• [MATERIAL TO PROCESS]:
- Opening Delimiter -
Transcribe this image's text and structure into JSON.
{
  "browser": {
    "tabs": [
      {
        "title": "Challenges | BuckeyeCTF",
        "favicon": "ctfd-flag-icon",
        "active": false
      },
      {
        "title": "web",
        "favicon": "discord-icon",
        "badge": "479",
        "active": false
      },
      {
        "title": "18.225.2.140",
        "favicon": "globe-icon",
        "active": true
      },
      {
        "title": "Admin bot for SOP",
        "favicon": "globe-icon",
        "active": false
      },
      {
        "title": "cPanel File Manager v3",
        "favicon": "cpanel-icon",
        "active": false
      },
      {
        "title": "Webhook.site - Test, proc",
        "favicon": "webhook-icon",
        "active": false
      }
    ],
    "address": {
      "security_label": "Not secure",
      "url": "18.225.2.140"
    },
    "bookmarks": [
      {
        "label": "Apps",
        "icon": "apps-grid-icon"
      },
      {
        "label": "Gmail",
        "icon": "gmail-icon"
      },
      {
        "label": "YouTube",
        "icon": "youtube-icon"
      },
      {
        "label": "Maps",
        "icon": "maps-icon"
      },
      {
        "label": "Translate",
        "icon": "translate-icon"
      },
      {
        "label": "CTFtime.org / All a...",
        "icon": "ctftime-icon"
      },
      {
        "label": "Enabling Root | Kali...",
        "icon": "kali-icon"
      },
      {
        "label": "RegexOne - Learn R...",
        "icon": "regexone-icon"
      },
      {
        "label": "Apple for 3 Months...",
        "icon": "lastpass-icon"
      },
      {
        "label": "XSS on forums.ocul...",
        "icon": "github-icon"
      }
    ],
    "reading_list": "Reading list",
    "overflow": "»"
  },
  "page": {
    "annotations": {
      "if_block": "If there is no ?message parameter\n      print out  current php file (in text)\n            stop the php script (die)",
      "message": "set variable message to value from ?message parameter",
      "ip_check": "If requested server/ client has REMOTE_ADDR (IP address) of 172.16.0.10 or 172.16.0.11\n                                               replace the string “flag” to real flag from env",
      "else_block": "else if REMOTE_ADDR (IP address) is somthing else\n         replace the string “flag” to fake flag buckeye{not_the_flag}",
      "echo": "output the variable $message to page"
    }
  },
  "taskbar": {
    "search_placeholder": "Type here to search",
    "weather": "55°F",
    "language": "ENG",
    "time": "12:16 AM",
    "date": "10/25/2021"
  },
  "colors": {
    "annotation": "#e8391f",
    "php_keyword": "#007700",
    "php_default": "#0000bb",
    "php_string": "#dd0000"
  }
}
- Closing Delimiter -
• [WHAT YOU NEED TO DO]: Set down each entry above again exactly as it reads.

• [ANSWER SPACE]:
Transcribe this image's text and structure into JSON.
{
  "browser": {
    "tabs": [
      {
        "title": "Challenges | BuckeyeCTF",
        "favicon": "ctfd-flag-icon",
        "active": false
      },
      {
        "title": "web",
        "favicon": "discord-icon",
        "badge": "479",
        "active": false
      },
      {
        "title": "18.225.2.140",
        "favicon": "globe-icon",
        "active": true
      },
      {
        "title": "Admin bot for SOP",
        "favicon": "globe-icon",
        "active": false
      },
      {
        "title": "cPanel File Manager v3",
        "favicon": "cpanel-icon",
        "active": false
      },
      {
        "title": "Webhook.site - Test, proc",
        "favicon": "webhook-icon",
        "active": false
      }
    ],
    "address": {
      "security_label": "Not secure",
      "url": "18.225.2.140"
    },
    "bookmarks": [
      {
        "label": "Apps",
        "icon": "apps-grid-icon"
      },
      {
        "label": "Gmail",
        "icon": "gmail-icon"
      },
      {
        "label": "YouTube",
        "icon": "youtube-icon"
      },
      {
        "label": "Maps",
        "icon": "maps-icon"
      },
      {
        "label": "Translate",
        "icon": "translate-icon"
      },
      {
        "label": "CTFtime.org / All a...",
        "icon": "ctftime-icon"
      },
      {
        "label": "Enabling Root | Kali...",
        "icon": "kali-icon"
      },
      {
        "label": "RegexOne - Learn R...",
        "icon": "regexone-icon"
      },
      {
        "label": "Apple for 3 Months...",
        "icon": "lastpass-icon"
      },
      {
        "label": "XSS on forums.ocul...",
        "icon": "github-icon"
      }
    ],
    "reading_list": "Reading list",
    "overflow": "»"
  },
  "page": {
    "annotations": {
      "if_block": "If there is no ?message parameter\n      print out  current php file (in text)\n            stop the php script (die)",
      "message": "set variable message to value from ?message parameter",
      "ip_check": "If requested server/ client has REMOTE_ADDR (IP address) of 172.16.0.10 or 172.16.0.11\n                                               replace the string “flag” to real flag from env",
      "else_block": "else if REMOTE_ADDR (IP address) is somthing else\n         replace the string “flag” to fake flag buckeye{not_the_flag}",
      "echo": "output the variable $message to page"
    }
  },
  "taskbar": {
    "search_placeholder": "Type here to search",
    "weather": "55°F",
    "language": "ENG",
    "time": "12:16 AM",
    "date": "10/25/2021"
  },
  "colors": {
    "annotation": "#e8391f",
    "php_keyword": "#007700",
    "php_default": "#0000bb",
    "php_string": "#dd0000"
  }
}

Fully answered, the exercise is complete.